_PROMPT_:
How many of the lines in the data contain "meta"? Give only the number.

_MATERIAL PROVIDED_:
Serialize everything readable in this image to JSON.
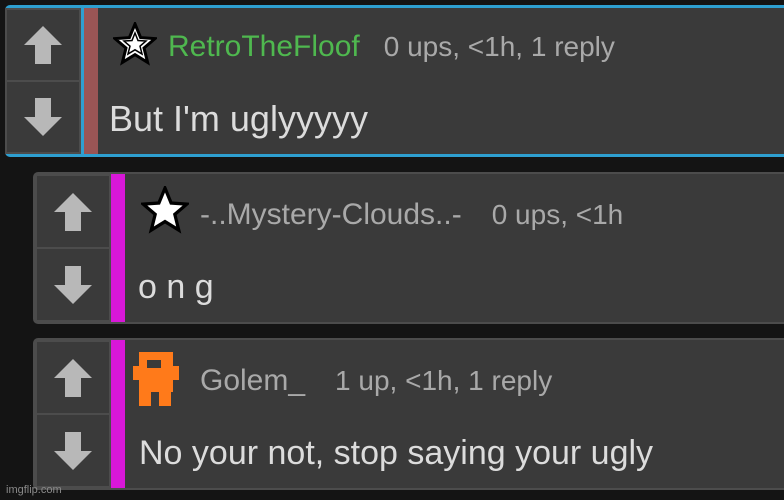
{
  "colors": {
    "background": "#141414",
    "panel": "#3a3a3a",
    "selected_border": "#2e9fd0",
    "first_bar": "#9a5555",
    "reply_bar": "#d817d8",
    "green_username": "#4fb84f",
    "gray_username": "#a9a9a9",
    "golem_avatar": "#ff7a1a"
  },
  "comments": [
    {
      "username": "RetroTheFloof",
      "meta": "0 ups, <1h, 1 reply",
      "body": "But I'm uglyyyyy",
      "badge_icon": "outlined-star-icon"
    },
    {
      "username": "-..Mystery-Clouds..-",
      "meta": "0 ups, <1h",
      "body": "o n g",
      "badge_icon": "white-star-icon"
    },
    {
      "username": "Golem_",
      "meta": "1 up, <1h, 1 reply",
      "body": "No your not, stop saying your ugly",
      "badge_icon": "pixel-avatar-icon"
    }
  ],
  "icons": {
    "upvote": "up-arrow-icon",
    "downvote": "down-arrow-icon"
  },
  "watermark": "imgflip.com"
}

_ANSWER BOX_:
3